Make one of the city's iconic dishes at home. Photo: Saee Koranne-Khandekar
If you’ve lived in Mumbai, you’ve probably broken your Kheema Ghotala virginity at an old Irani café, and washed down the elation with some sweet and milky chai after. Kheema Ghotala is one of those iconic Mumbai dishes—some say of Parsi/Irani origin, while others may argue that a dish like that is the lovechild of a great dish left over the previous night and a practical mind trying to avoid waste the next morning.
The word 'ghotala' is most often associated with 'scam'. In Mumbai although it just as well works to define 'confusion'; both connotations befitting the nature of the Mumbai Kheema Ghotala—a hot and spicy mix of minced goat meat and scrambled eggs. It should be a mandatory order if you decide to have your breakfast at an Irani or for that matter, even a quick lunch. Served with soft, slightly chewy Mumbai laadi pao to mop up the flavourful fat and carry the delectable meat in, this makes for an excellent meal to pick up your mood and your appetite. Punctuated with liberal amounts of finely chopped green chilies and the citrus notes of fresh coriander, the Kheema Ghotala clears sinuses, readies the mind for a day of work, and gets your creative juices flowing—all for a pittance.

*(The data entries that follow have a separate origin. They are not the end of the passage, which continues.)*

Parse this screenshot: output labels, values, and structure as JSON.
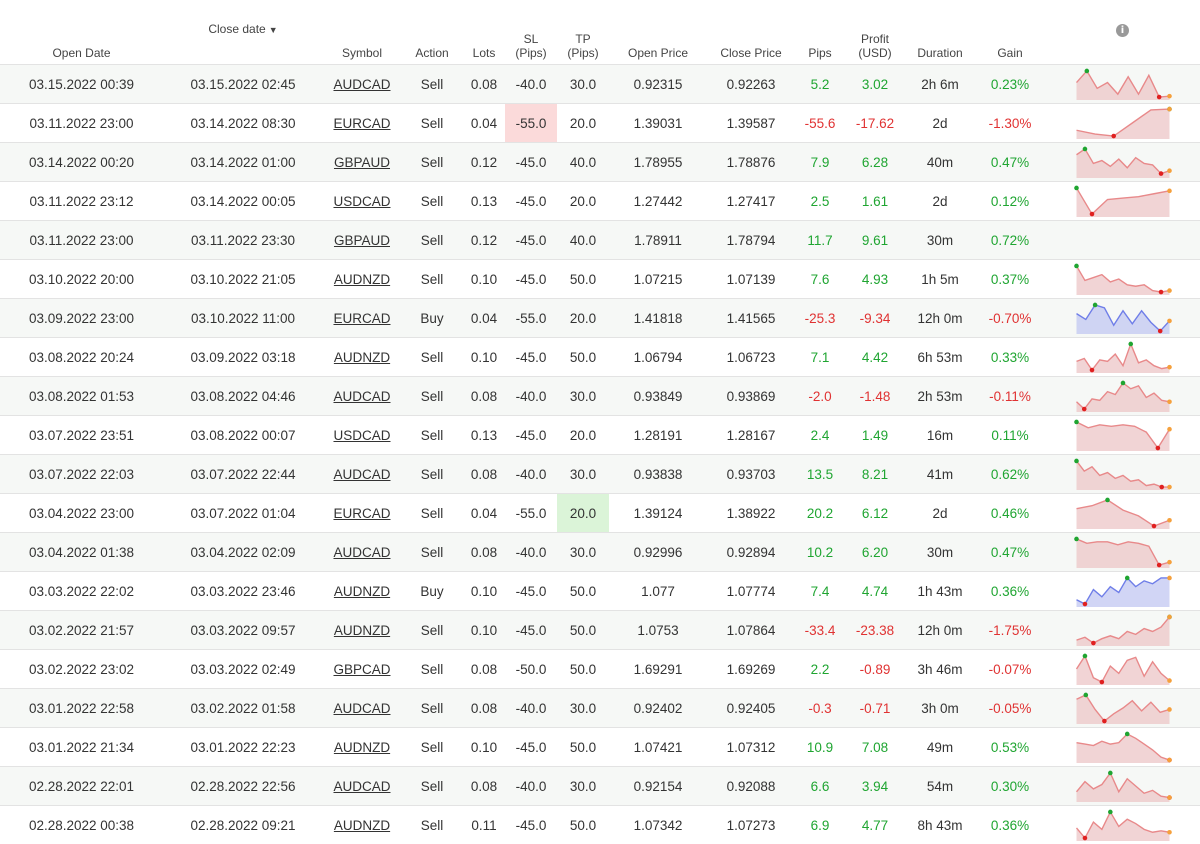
{
  "header": {
    "open_date": "Open Date",
    "close_date": "Close date",
    "close_date_sort": "▼",
    "symbol": "Symbol",
    "action": "Action",
    "lots": "Lots",
    "sl_line1": "SL",
    "sl_line2": "(Pips)",
    "tp_line1": "TP",
    "tp_line2": "(Pips)",
    "open_price": "Open Price",
    "close_price": "Close Price",
    "pips": "Pips",
    "profit_line1": "Profit",
    "profit_line2": "(USD)",
    "duration": "Duration",
    "gain": "Gain",
    "info_icon": "info-icon",
    "info_glyph": "i"
  },
  "colors": {
    "positive": "#1fa531",
    "negative": "#e03232",
    "sell_line": "#e8898a",
    "sell_fill": "#edc9ca",
    "buy_line": "#6f7ee8",
    "buy_fill": "#c5cbf3",
    "marker_green": "#1fa531",
    "marker_red": "#e02020",
    "marker_orange": "#f5a03c"
  },
  "trades": [
    {
      "open": "03.15.2022 00:39",
      "close": "03.15.2022 02:45",
      "symbol": "AUDCAD",
      "action": "Sell",
      "lots": "0.08",
      "sl": "-40.0",
      "tp": "30.0",
      "open_price": "0.92315",
      "close_price": "0.92263",
      "pips": "5.2",
      "profit": "3.02",
      "duration": "2h 6m",
      "gain": "0.23%",
      "spark": [
        0.55,
        0.95,
        0.35,
        0.55,
        0.15,
        0.75,
        0.15,
        0.8,
        0.05,
        0.08
      ]
    },
    {
      "open": "03.11.2022 23:00",
      "close": "03.14.2022 08:30",
      "symbol": "EURCAD",
      "action": "Sell",
      "lots": "0.04",
      "sl": "-55.0",
      "tp": "20.0",
      "open_price": "1.39031",
      "close_price": "1.39587",
      "pips": "-55.6",
      "profit": "-17.62",
      "duration": "2d",
      "gain": "-1.30%",
      "sl_hit": true,
      "spark": [
        0.25,
        0.12,
        0.05,
        0.5,
        0.95,
        0.98
      ]
    },
    {
      "open": "03.14.2022 00:20",
      "close": "03.14.2022 01:00",
      "symbol": "GBPAUD",
      "action": "Sell",
      "lots": "0.12",
      "sl": "-45.0",
      "tp": "40.0",
      "open_price": "1.78955",
      "close_price": "1.78876",
      "pips": "7.9",
      "profit": "6.28",
      "duration": "40m",
      "gain": "0.47%",
      "spark": [
        0.75,
        0.95,
        0.45,
        0.55,
        0.35,
        0.6,
        0.3,
        0.65,
        0.45,
        0.4,
        0.1,
        0.2
      ]
    },
    {
      "open": "03.11.2022 23:12",
      "close": "03.14.2022 00:05",
      "symbol": "USDCAD",
      "action": "Sell",
      "lots": "0.13",
      "sl": "-45.0",
      "tp": "20.0",
      "open_price": "1.27442",
      "close_price": "1.27417",
      "pips": "2.5",
      "profit": "1.61",
      "duration": "2d",
      "gain": "0.12%",
      "spark": [
        0.95,
        0.05,
        0.55,
        0.6,
        0.65,
        0.75,
        0.85
      ]
    },
    {
      "open": "03.11.2022 23:00",
      "close": "03.11.2022 23:30",
      "symbol": "GBPAUD",
      "action": "Sell",
      "lots": "0.12",
      "sl": "-45.0",
      "tp": "40.0",
      "open_price": "1.78911",
      "close_price": "1.78794",
      "pips": "11.7",
      "profit": "9.61",
      "duration": "30m",
      "gain": "0.72%",
      "spark": []
    },
    {
      "open": "03.10.2022 20:00",
      "close": "03.10.2022 21:05",
      "symbol": "AUDNZD",
      "action": "Sell",
      "lots": "0.10",
      "sl": "-45.0",
      "tp": "50.0",
      "open_price": "1.07215",
      "close_price": "1.07139",
      "pips": "7.6",
      "profit": "4.93",
      "duration": "1h 5m",
      "gain": "0.37%",
      "spark": [
        0.95,
        0.45,
        0.55,
        0.65,
        0.4,
        0.5,
        0.3,
        0.25,
        0.3,
        0.1,
        0.05,
        0.1
      ]
    },
    {
      "open": "03.09.2022 23:00",
      "close": "03.10.2022 11:00",
      "symbol": "EURCAD",
      "action": "Buy",
      "lots": "0.04",
      "sl": "-55.0",
      "tp": "20.0",
      "open_price": "1.41818",
      "close_price": "1.41565",
      "pips": "-25.3",
      "profit": "-9.34",
      "duration": "12h 0m",
      "gain": "-0.70%",
      "spark": [
        0.65,
        0.45,
        0.95,
        0.85,
        0.25,
        0.75,
        0.3,
        0.75,
        0.35,
        0.05,
        0.4
      ]
    },
    {
      "open": "03.08.2022 20:24",
      "close": "03.09.2022 03:18",
      "symbol": "AUDNZD",
      "action": "Sell",
      "lots": "0.10",
      "sl": "-45.0",
      "tp": "50.0",
      "open_price": "1.06794",
      "close_price": "1.06723",
      "pips": "7.1",
      "profit": "4.42",
      "duration": "6h 53m",
      "gain": "0.33%",
      "spark": [
        0.35,
        0.45,
        0.05,
        0.4,
        0.35,
        0.6,
        0.2,
        0.95,
        0.3,
        0.4,
        0.2,
        0.1,
        0.15
      ]
    },
    {
      "open": "03.08.2022 01:53",
      "close": "03.08.2022 04:46",
      "symbol": "AUDCAD",
      "action": "Sell",
      "lots": "0.08",
      "sl": "-40.0",
      "tp": "30.0",
      "open_price": "0.93849",
      "close_price": "0.93869",
      "pips": "-2.0",
      "profit": "-1.48",
      "duration": "2h 53m",
      "gain": "-0.11%",
      "spark": [
        0.3,
        0.05,
        0.4,
        0.35,
        0.65,
        0.55,
        0.95,
        0.75,
        0.85,
        0.45,
        0.6,
        0.35,
        0.3
      ]
    },
    {
      "open": "03.07.2022 23:51",
      "close": "03.08.2022 00:07",
      "symbol": "USDCAD",
      "action": "Sell",
      "lots": "0.13",
      "sl": "-45.0",
      "tp": "20.0",
      "open_price": "1.28191",
      "close_price": "1.28167",
      "pips": "2.4",
      "profit": "1.49",
      "duration": "16m",
      "gain": "0.11%",
      "spark": [
        0.95,
        0.75,
        0.85,
        0.8,
        0.85,
        0.8,
        0.6,
        0.05,
        0.7
      ]
    },
    {
      "open": "03.07.2022 22:03",
      "close": "03.07.2022 22:44",
      "symbol": "AUDCAD",
      "action": "Sell",
      "lots": "0.08",
      "sl": "-40.0",
      "tp": "30.0",
      "open_price": "0.93838",
      "close_price": "0.93703",
      "pips": "13.5",
      "profit": "8.21",
      "duration": "41m",
      "gain": "0.62%",
      "spark": [
        0.95,
        0.6,
        0.75,
        0.45,
        0.55,
        0.35,
        0.45,
        0.25,
        0.3,
        0.1,
        0.15,
        0.05,
        0.05
      ]
    },
    {
      "open": "03.04.2022 23:00",
      "close": "03.07.2022 01:04",
      "symbol": "EURCAD",
      "action": "Sell",
      "lots": "0.04",
      "sl": "-55.0",
      "tp": "20.0",
      "open_price": "1.39124",
      "close_price": "1.38922",
      "pips": "20.2",
      "profit": "6.12",
      "duration": "2d",
      "gain": "0.46%",
      "tp_hit": true,
      "spark": [
        0.65,
        0.75,
        0.95,
        0.6,
        0.4,
        0.05,
        0.25
      ]
    },
    {
      "open": "03.04.2022 01:38",
      "close": "03.04.2022 02:09",
      "symbol": "AUDCAD",
      "action": "Sell",
      "lots": "0.08",
      "sl": "-40.0",
      "tp": "30.0",
      "open_price": "0.92996",
      "close_price": "0.92894",
      "pips": "10.2",
      "profit": "6.20",
      "duration": "30m",
      "gain": "0.47%",
      "spark": [
        0.95,
        0.8,
        0.85,
        0.85,
        0.75,
        0.85,
        0.8,
        0.7,
        0.05,
        0.15
      ]
    },
    {
      "open": "03.03.2022 22:02",
      "close": "03.03.2022 23:46",
      "symbol": "AUDNZD",
      "action": "Buy",
      "lots": "0.10",
      "sl": "-45.0",
      "tp": "50.0",
      "open_price": "1.077",
      "close_price": "1.07774",
      "pips": "7.4",
      "profit": "4.74",
      "duration": "1h 43m",
      "gain": "0.36%",
      "spark": [
        0.2,
        0.05,
        0.55,
        0.3,
        0.65,
        0.45,
        0.95,
        0.65,
        0.85,
        0.75,
        0.95,
        0.95
      ]
    },
    {
      "open": "03.02.2022 21:57",
      "close": "03.03.2022 09:57",
      "symbol": "AUDNZD",
      "action": "Sell",
      "lots": "0.10",
      "sl": "-45.0",
      "tp": "50.0",
      "open_price": "1.0753",
      "close_price": "1.07864",
      "pips": "-33.4",
      "profit": "-23.38",
      "duration": "12h 0m",
      "gain": "-1.75%",
      "spark": [
        0.15,
        0.25,
        0.05,
        0.2,
        0.3,
        0.2,
        0.45,
        0.35,
        0.55,
        0.45,
        0.6,
        0.95
      ]
    },
    {
      "open": "03.02.2022 23:02",
      "close": "03.03.2022 02:49",
      "symbol": "GBPCAD",
      "action": "Sell",
      "lots": "0.08",
      "sl": "-50.0",
      "tp": "50.0",
      "open_price": "1.69291",
      "close_price": "1.69269",
      "pips": "2.2",
      "profit": "-0.89",
      "duration": "3h 46m",
      "gain": "-0.07%",
      "spark": [
        0.5,
        0.95,
        0.2,
        0.05,
        0.6,
        0.35,
        0.8,
        0.9,
        0.25,
        0.75,
        0.35,
        0.1
      ]
    },
    {
      "open": "03.01.2022 22:58",
      "close": "03.02.2022 01:58",
      "symbol": "AUDCAD",
      "action": "Sell",
      "lots": "0.08",
      "sl": "-40.0",
      "tp": "30.0",
      "open_price": "0.92402",
      "close_price": "0.92405",
      "pips": "-0.3",
      "profit": "-0.71",
      "duration": "3h 0m",
      "gain": "-0.05%",
      "spark": [
        0.8,
        0.95,
        0.45,
        0.05,
        0.3,
        0.5,
        0.75,
        0.4,
        0.7,
        0.35,
        0.45
      ]
    },
    {
      "open": "03.01.2022 21:34",
      "close": "03.01.2022 22:23",
      "symbol": "AUDNZD",
      "action": "Sell",
      "lots": "0.10",
      "sl": "-45.0",
      "tp": "50.0",
      "open_price": "1.07421",
      "close_price": "1.07312",
      "pips": "10.9",
      "profit": "7.08",
      "duration": "49m",
      "gain": "0.53%",
      "spark": [
        0.65,
        0.6,
        0.55,
        0.7,
        0.6,
        0.65,
        0.95,
        0.8,
        0.6,
        0.4,
        0.15,
        0.05
      ]
    },
    {
      "open": "02.28.2022 22:01",
      "close": "02.28.2022 22:56",
      "symbol": "AUDCAD",
      "action": "Sell",
      "lots": "0.08",
      "sl": "-40.0",
      "tp": "30.0",
      "open_price": "0.92154",
      "close_price": "0.92088",
      "pips": "6.6",
      "profit": "3.94",
      "duration": "54m",
      "gain": "0.30%",
      "spark": [
        0.3,
        0.65,
        0.4,
        0.55,
        0.95,
        0.3,
        0.75,
        0.5,
        0.25,
        0.35,
        0.15,
        0.1
      ]
    },
    {
      "open": "02.28.2022 00:38",
      "close": "02.28.2022 09:21",
      "symbol": "AUDNZD",
      "action": "Sell",
      "lots": "0.11",
      "sl": "-45.0",
      "tp": "50.0",
      "open_price": "1.07342",
      "close_price": "1.07273",
      "pips": "6.9",
      "profit": "4.77",
      "duration": "8h 43m",
      "gain": "0.36%",
      "spark": [
        0.4,
        0.05,
        0.6,
        0.35,
        0.95,
        0.45,
        0.7,
        0.55,
        0.35,
        0.25,
        0.3,
        0.25
      ]
    }
  ]
}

I wanted to play with the Kheema Ghotala a bit and make it more of a Sunday home brunch dish, and a Shepherd’s Pie proved to be the perfect way to bring a little oomph to a dish that is so sophisticated in terms of its flavour profile, and is yet mistakenly considered pedestrian.
Don’t get intimidated by the long list of ingredients—they are pantry staples and the method is ridiculously simple—the dish practically makes itself. Paired with a fresh, crisp salad and a chilled beer, this one ticks all the boxes for a lazy Sunday family meal.
Recipe for Kheema Ghotala
2 cups minced goat meat (keep some fat in)
4 green cardamom
1-inch stick cinnamon
1 bay leaf
2 medium-sized onions, finely chopped
2 small tomatoes, finely chopped
2 teaspoons freshly made ginger-garlic paste
4 hot green chilies, finely chopped
1 teaspoon turmeric powder
½ teaspoon cumin seeds
½ teaspoon cumin seed powder
1 heaped teaspoon coriander seed powder
¼ teaspoon garam masala
½ - 1 teaspoon red chili powder
1 tablespoon finely chopped coriander stem
a handful of freshly chopped coriander
Salt to taste
4 large boiled potatoes, peeled and mashed
2 tablespoons grated hard cheese such as cheddar
2 tablespoons vegetable oil
4 eggs, soft boiled
1. Place the mince, cardamom, cinnamon, cloves, bay leaf, half the ginger-garlic paste, half the turmeric powder, and a little salt in a mixing bowl. Mix well to combine.
2. Place the bowl in a pressure cooker containing a little water at the bottom. Cook the mince for 1 whistle, then turn down the heat for 3-4 minutes. Remove the bowl of mince after the pressure has dropped naturally.
3. Heat the vegetable oil in a pan. Add the cumin seeds and green chili and fry until fragrant.
4. Tip in the onions, coriander stem, and the remaining ginger-garlic paste and fry until the onions brown.
5. Now, add the tomatoes and fry well until the oil begins to separate at the edges of the pan. Add salt to taste and all the remaining powdered spices and fry them well for a minute.
6. Tip in the cooked mince and stir on medium-high flame until the flavors are combined. Adjust seasoning if required. Add the fresh coriander, mix through and turn off the flame.
7. Meanwhile, mix the potatoes and grated cheese together.
8. Now, place the soft boiled eggs in the pan containing the mince and using a fork, mash them up roughly. The yolks will cook in the heat of the pan and during baking.
9. Layer the mince and egg mixture in a baking dish and top with the potato mixture. Use a fork to flatten and make patterns on the potato mash.
10. Bake in the center rack of a pre-heated oven at 200 degrees centigrade for 10-12 minutes until the fat from the mince begins to sizzle at the edges of the pan.
11. Serve hot with a side of fresh garden salad and a cold beer.
When Saee is not playing harrowed mum to her three children (and sometimes, WHILE she is playing harrowed mum), she is cooking up recipes in her head or in her kitchen, and finding parallels in world cuisine.